The right link that remains missing

The proposal by Franco Mercieca (Minding Our Gap, The Sunday Times, January 23) and Parliamentary Secretary Chris Said (Light At The End Of The Tunnel, The Times, January 31) to permanently link Malta and Gozo need to be considered in a strategic context.

Various proposals have been discussed throughout the years addressing Gozo’s double insularity. While the difficulties encountered by Gozitans to cross the channel are to be addressed it has to be underlined that if a permanent link is introduced it may have various other effects in addition to addressing mobility between the islands.

None of the proposals has assessed whether Gozo’s isolation is a positive feature, which, once lost, will never be regained.

Once Gozo is permanently linked with the mainland it will be an integral part of it, for better or worse. In particular, one would have to consider whether a permanent link would impact negatively the contribution of tourism towards the Gozitan economy.

Certainly, with an easier access, Gozitan consumers could tap the retail outlets of northern Malta. With Dr Said being responsible for consumer protection this could be an added bonus.

Whether the proposal is a bridge or a tunnel, a land based or an amphibious airplane. all come at a cost and leave considerable impacts. Costs are not just economic but social and environmental too.

A tunnel excavated below the seabed will undoubtedly eliminate visual intrusion into the Comino and Ċirkewwa landscape but it will certainly cause another rubble mountain resulting from excavating through at least six kilometres of rock under the seabed as well as additional kilometres to create the tunnel’s points of access on land. This rubble mountain could be anything between 1.5 and two million cubic metres of excavated rock depending on the actual design of the tunnel and its selected route.

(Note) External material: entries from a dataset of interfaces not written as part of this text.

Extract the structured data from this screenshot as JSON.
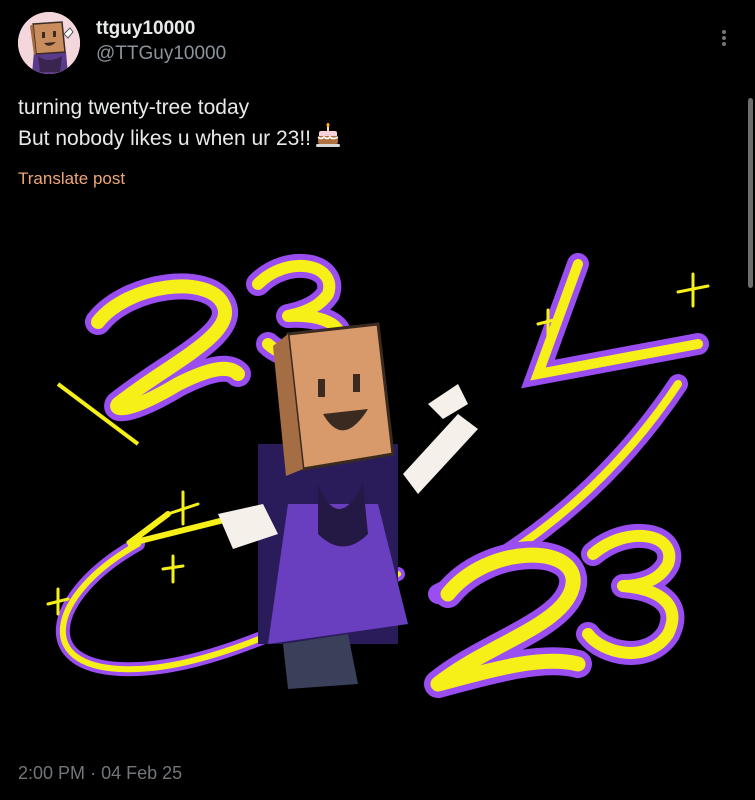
{
  "author": {
    "display_name": "ttguy10000",
    "handle": "@TTGuy10000",
    "avatar_icon": "paper-bag-character-avatar"
  },
  "post": {
    "line1": "turning twenty-tree today",
    "line2": "But nobody likes u when ur 23!!",
    "emoji_icon": "birthday-cake-icon",
    "translate_label": "Translate post",
    "time": "2:00 PM",
    "separator": "·",
    "date": "04 Feb 25"
  },
  "colors": {
    "background": "#000000",
    "text": "#e7e9ea",
    "muted": "#71767b",
    "translate_link": "#f0a775",
    "art_yellow": "#f6f018",
    "art_purple": "#9a4df0"
  }
}
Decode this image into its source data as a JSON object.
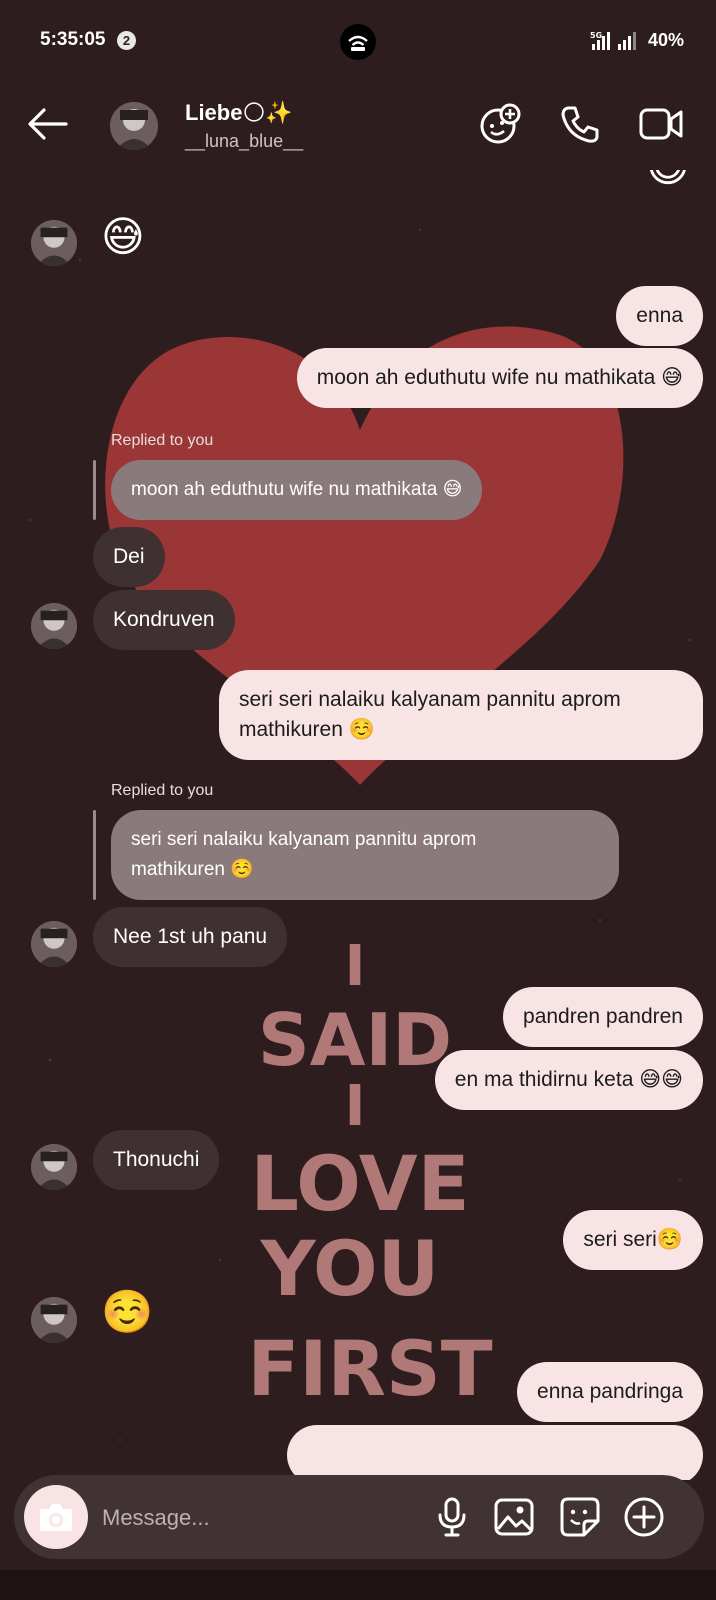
{
  "status": {
    "time": "5:35:05",
    "notification_count": "2",
    "network": "5G",
    "battery": "40%"
  },
  "header": {
    "name": "Liebe🌕✨",
    "username": "__luna_blue__",
    "icons": [
      "back-arrow-icon",
      "add-effects-icon",
      "phone-icon",
      "video-camera-icon"
    ]
  },
  "background": {
    "theme": "heart",
    "art_lines": [
      "I",
      "SAID",
      "I",
      "LOVE",
      "YOU",
      "FIRST"
    ],
    "colors": {
      "base": "#2e1d1f",
      "heart": "#9b3636",
      "art_text": "#c78a87"
    }
  },
  "messages": [
    {
      "id": "m1",
      "from": "them",
      "text": "😅",
      "emoji_only": true
    },
    {
      "id": "m2",
      "from": "me",
      "text": "enna"
    },
    {
      "id": "m3",
      "from": "me",
      "text": "moon ah eduthutu wife nu mathikata 😅"
    },
    {
      "id": "m4",
      "from": "them",
      "reply_label": "Replied to you",
      "quoted": "moon ah eduthutu wife nu mathikata 😅",
      "text": "Dei"
    },
    {
      "id": "m5",
      "from": "them",
      "text": "Kondruven"
    },
    {
      "id": "m6",
      "from": "me",
      "line1": "seri seri nalaiku kalyanam pannitu aprom",
      "line2": "mathikuren ☺️"
    },
    {
      "id": "m7",
      "from": "them",
      "reply_label": "Replied to you",
      "quoted_line1": "seri seri nalaiku kalyanam pannitu aprom",
      "quoted_line2": "mathikuren ☺️",
      "text": "Nee 1st uh panu"
    },
    {
      "id": "m8",
      "from": "me",
      "text": "pandren pandren"
    },
    {
      "id": "m9",
      "from": "me",
      "text": "en ma thidirnu keta 😅😅"
    },
    {
      "id": "m10",
      "from": "them",
      "text": "Thonuchi"
    },
    {
      "id": "m11",
      "from": "me",
      "text": "seri seri☺️"
    },
    {
      "id": "m12",
      "from": "them",
      "text": "☺️",
      "emoji_only": true
    },
    {
      "id": "m13",
      "from": "me",
      "text": "enna pandringa"
    }
  ],
  "composer": {
    "placeholder": "Message...",
    "icons": [
      "camera-icon",
      "microphone-icon",
      "gallery-icon",
      "sticker-icon",
      "add-icon"
    ]
  },
  "colors": {
    "outgoing_bubble": "#f8e4e4",
    "incoming_bubble": "#3f3031",
    "quoted_bubble": "#8b7a7b"
  }
}
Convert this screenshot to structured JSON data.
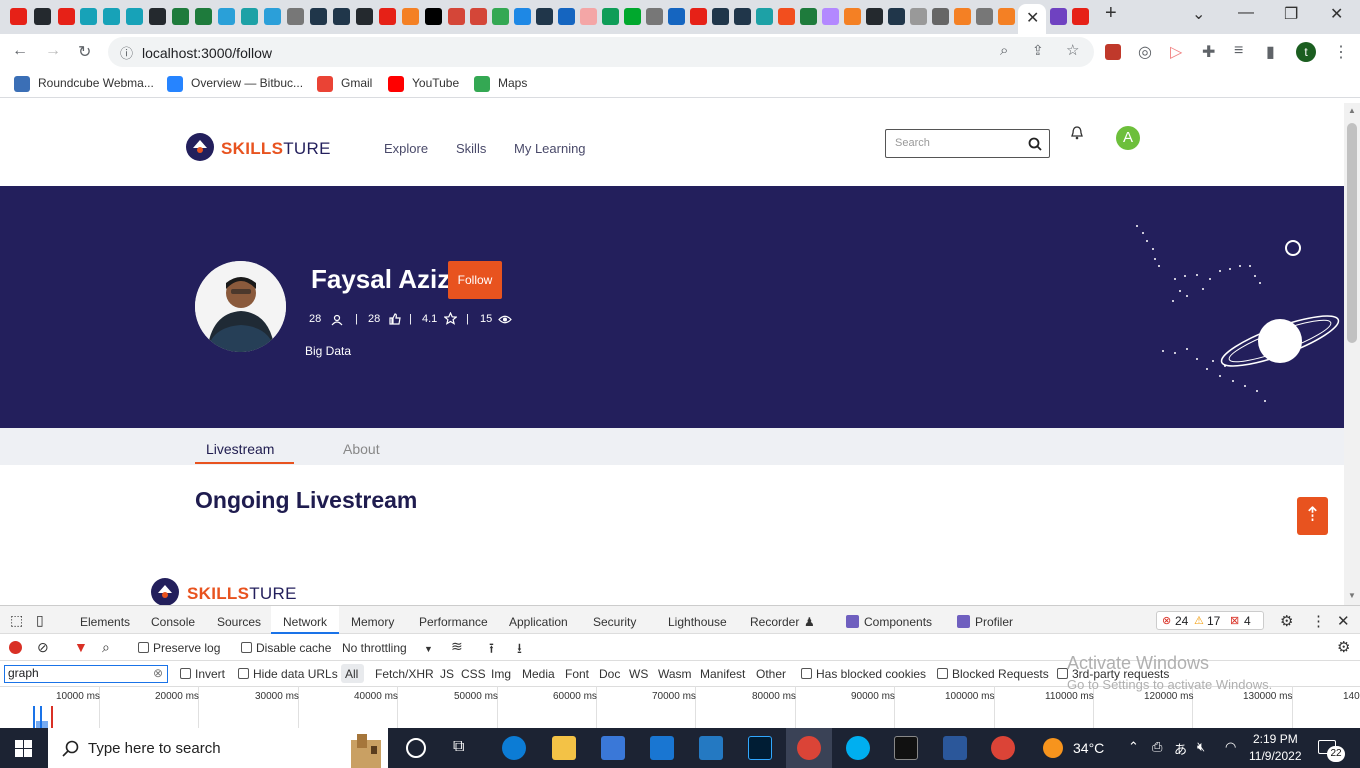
{
  "browser": {
    "url": "localhost:3000/follow",
    "active_tab_close": "✕",
    "new_tab": "+",
    "profile_initial": "t",
    "bookmarks": [
      {
        "label": "Roundcube Webma...",
        "color": "#3b6fb6"
      },
      {
        "label": "Overview — Bitbuc...",
        "color": "#2684ff"
      },
      {
        "label": "Gmail",
        "color": "#ea4335"
      },
      {
        "label": "YouTube",
        "color": "#ff0000"
      },
      {
        "label": "Maps",
        "color": "#34a853"
      }
    ]
  },
  "site": {
    "brand_bold": "SKILLS",
    "brand_light": "TURE",
    "nav": [
      "Explore",
      "Skills",
      "My Learning"
    ],
    "search_placeholder": "Search",
    "user_initial": "A",
    "accent": "#e8531f",
    "navy": "#231f5c"
  },
  "profile": {
    "name": "Faysal Aziz",
    "follow_label": "Follow",
    "stats": [
      {
        "value": "28",
        "icon": "users-icon"
      },
      {
        "value": "28",
        "icon": "thumbs-up-icon"
      },
      {
        "value": "4.1",
        "icon": "star-icon"
      },
      {
        "value": "15",
        "icon": "eye-icon"
      }
    ],
    "separator": "|",
    "headline": "Big Data"
  },
  "tabs": [
    "Livestream",
    "About"
  ],
  "section_title": "Ongoing Livestream",
  "footer_brand": {
    "bold": "SKILLS",
    "light": "TURE"
  },
  "devtools": {
    "tabs": [
      "Elements",
      "Console",
      "Sources",
      "Network",
      "Memory",
      "Performance",
      "Application",
      "Security",
      "Lighthouse",
      "Recorder",
      "Components",
      "Profiler"
    ],
    "active_tab": "Network",
    "errors": "24",
    "warnings": "17",
    "issues": "4",
    "preserve_log": "Preserve log",
    "disable_cache": "Disable cache",
    "throttling": "No throttling",
    "filter_value": "graph",
    "invert": "Invert",
    "hide_data_urls": "Hide data URLs",
    "types": [
      "All",
      "Fetch/XHR",
      "JS",
      "CSS",
      "Img",
      "Media",
      "Font",
      "Doc",
      "WS",
      "Wasm",
      "Manifest",
      "Other"
    ],
    "has_blocked_cookies": "Has blocked cookies",
    "blocked_requests": "Blocked Requests",
    "third_party": "3rd-party requests",
    "ticks": [
      "10000 ms",
      "20000 ms",
      "30000 ms",
      "40000 ms",
      "50000 ms",
      "60000 ms",
      "70000 ms",
      "80000 ms",
      "90000 ms",
      "100000 ms",
      "110000 ms",
      "120000 ms",
      "130000 ms",
      "140"
    ]
  },
  "watermark": {
    "line1": "Activate Windows",
    "line2": "Go to Settings to activate Windows."
  },
  "taskbar": {
    "search_placeholder": "Type here to search",
    "temperature": "34°C",
    "time": "2:19 PM",
    "date": "11/9/2022",
    "notifications": "22"
  }
}
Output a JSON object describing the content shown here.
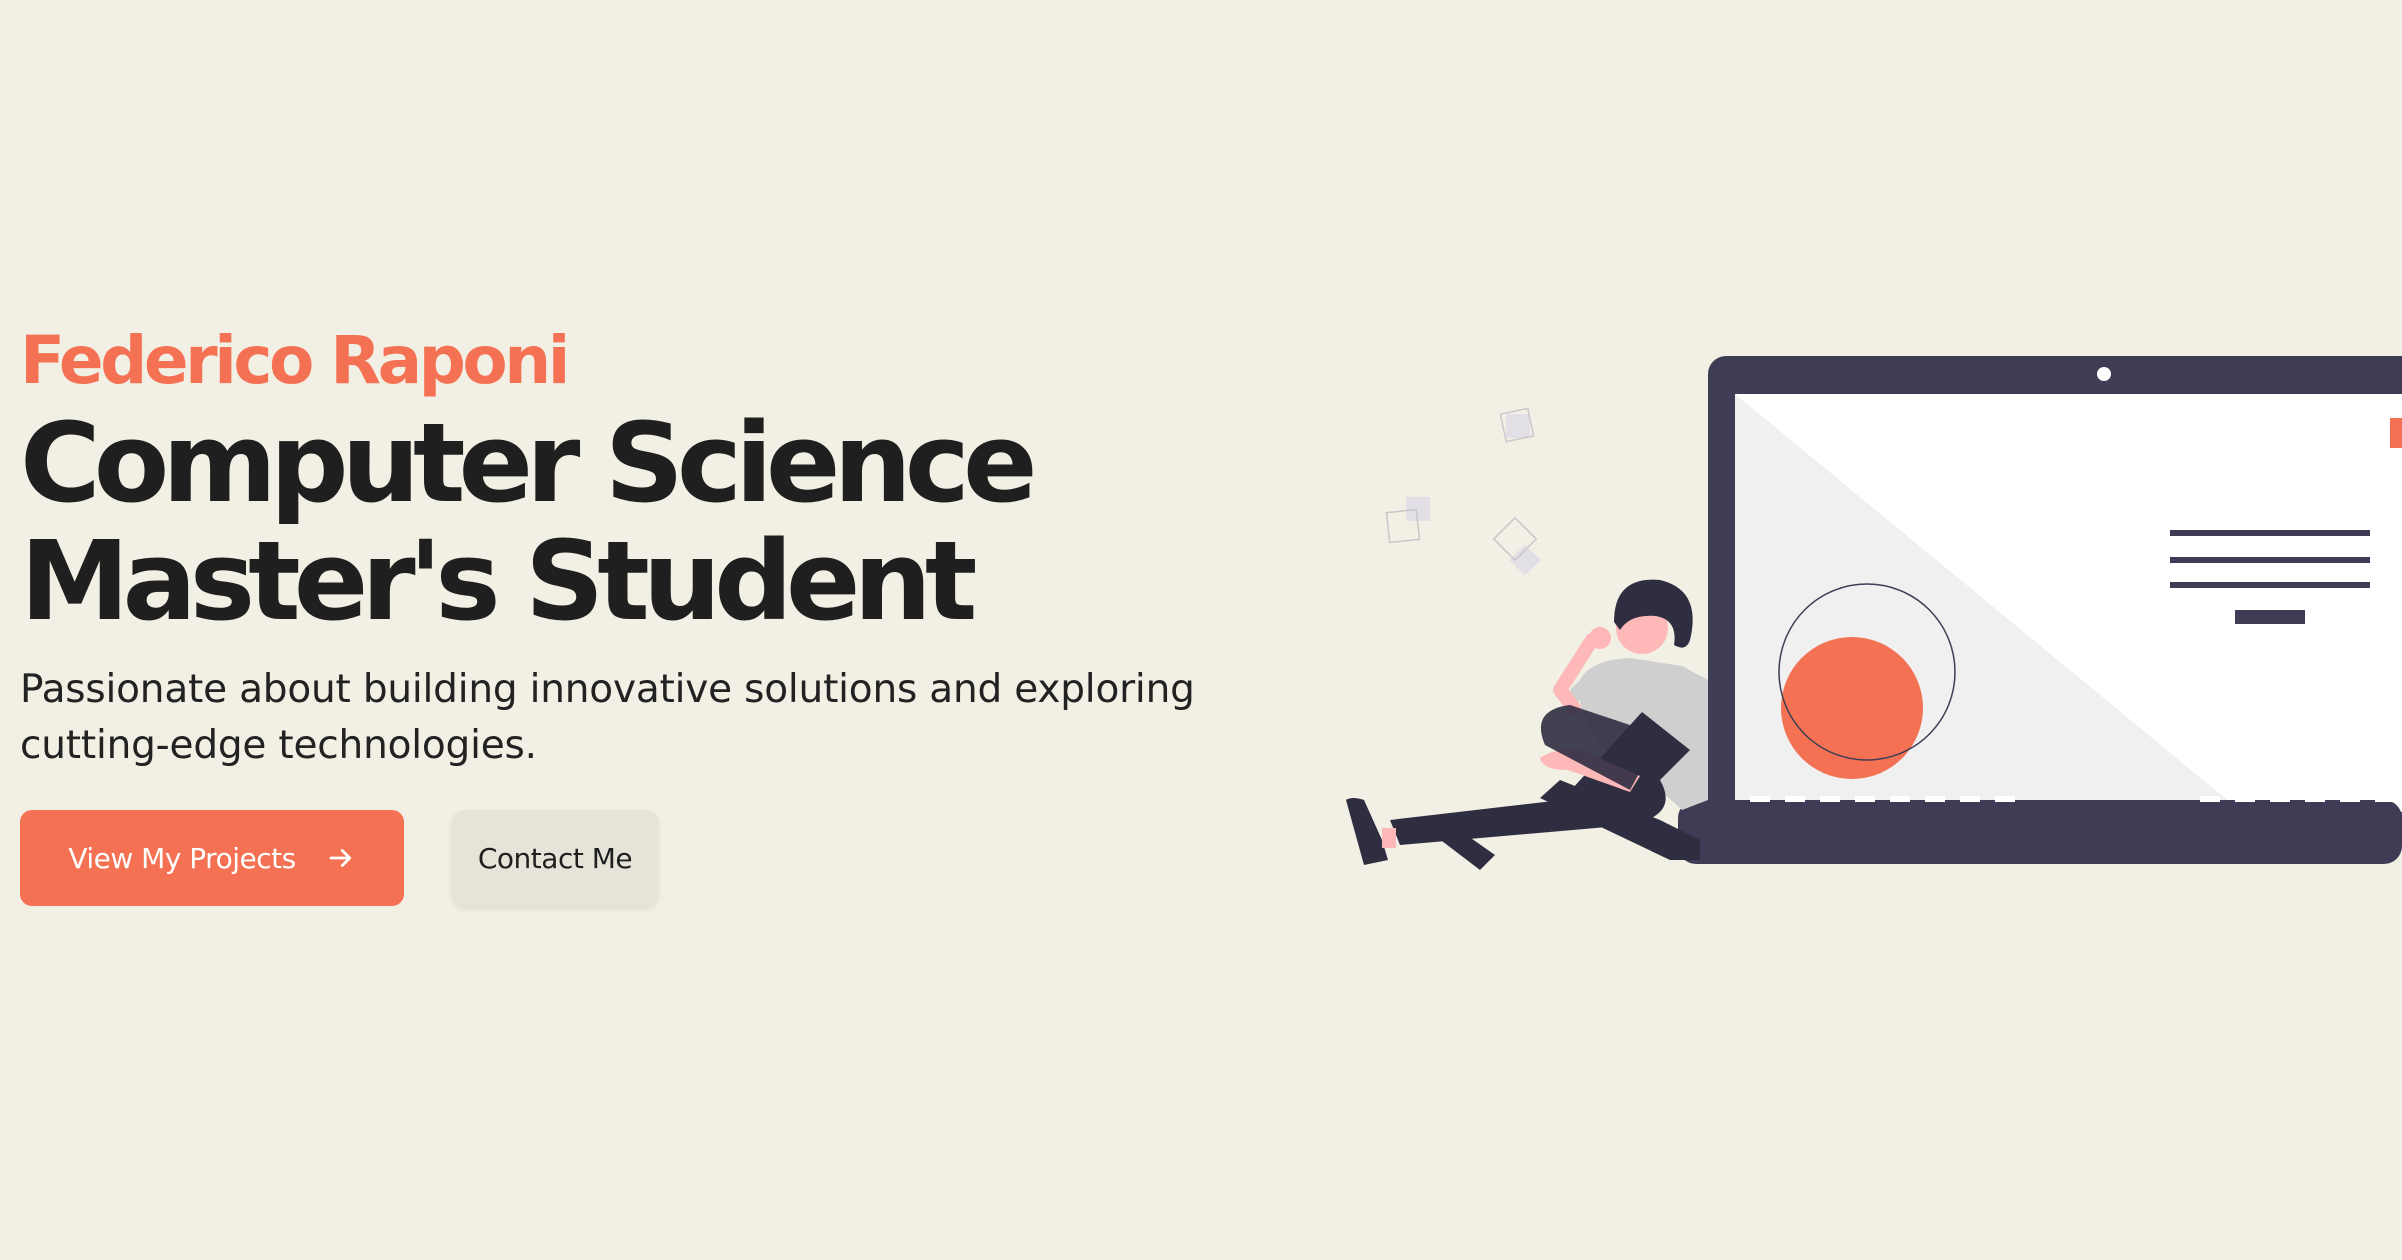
{
  "hero": {
    "name": "Federico Raponi",
    "title_line1": "Computer Science",
    "title_line2": "Master's Student",
    "description_line1": "Passionate about building innovative solutions and exploring",
    "description_line2": "cutting-edge technologies."
  },
  "buttons": {
    "primary_label": "View My Projects",
    "primary_icon": "arrow-right-icon",
    "secondary_label": "Contact Me"
  },
  "colors": {
    "background": "#f2efe4",
    "accent": "#f47253",
    "text": "#1f1f1f",
    "laptop": "#3f3d56",
    "secondary_button": "#e6e3d9"
  }
}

The experience of various Nordic countries has been mentioned. At the time of writing a similar project has just been approved by the Danish Parliament to link the Danish island of Lolland to Fehmarn, a German island. Both islands are already linked through bridges to their respective countries. When finalised, this project would reduce the duration of a rail journey between Hamburg and Copenhagen by 33 per cent, from 4.5 hours to three hours. The tunnel will be 18 kilometres long. Works are projected to commence in 2014 and will take about six years to conclude. Costs are estimated to be in the region of 32 billion kroner, that is €4.2 billion. The projected tunnel across the Fehmarn strait will not be of the excavated type but prefabricated sections will be laid on the seabed.

The costs of these types of projects are indicative as there are a lot of variables involved. The Channel Tunnel between England and France, for example, overshot its final estimates based on actual designs by over 80 per cent.

Geologist Peter Gatt, commenting on The Times (February 3), pointed out that the Gozo Channel’s geology is riddled with faults. In addition, he pointed out there are areas of the seabed around Comino where clay abounds. This, it was pointed out, compounds the issue of expenses relative to civil engineering solutions, which have to be based on a thorough examination of the geology of the Gozo Channel.

There are a large number of caves in the areas. In addition, as pointed out by marine biologists, the Gozo Channel contains various marine protected areas.

On the basis of the above, it would seem the cost of the projected tunnel would be substantially higher than the €150 million guesstimate of Dr Said. The Fehmarn strait projected tunnel costings point towards an estimate of between €1 billion and €1.5 billion for the Gozo Channel tunnel, that is between six and 10 times the Said guesstimate. This estimate could become more precise when all the constraints, foremost being those of a geological and environmental nature, have been identified.

The government is unfortunately approaching the issue of identifying the suitable missing link between Malta and Gozo in a very amateurish and populist manner. It has so far failed to produce a strategy addressing the interlinking of transport between Gozo and the north of Malta. When such a strategy has been produced it should be subjected to a strategic assessment as laid down by the Strategic Environment Assessment Directive of the European Union. The social, environmental and economic impacts of the various options on both Malta as a whole and Gozo as a region would thus have been identified and analysed.

The necessary decision can then be taken in the interest of the whole community.

It has to be clear to all that if we are to arrive at a solution in identifying the suitable missing link the populist approach utilised so far should be discarded.

Published in The Times of Malta, February 12, 2011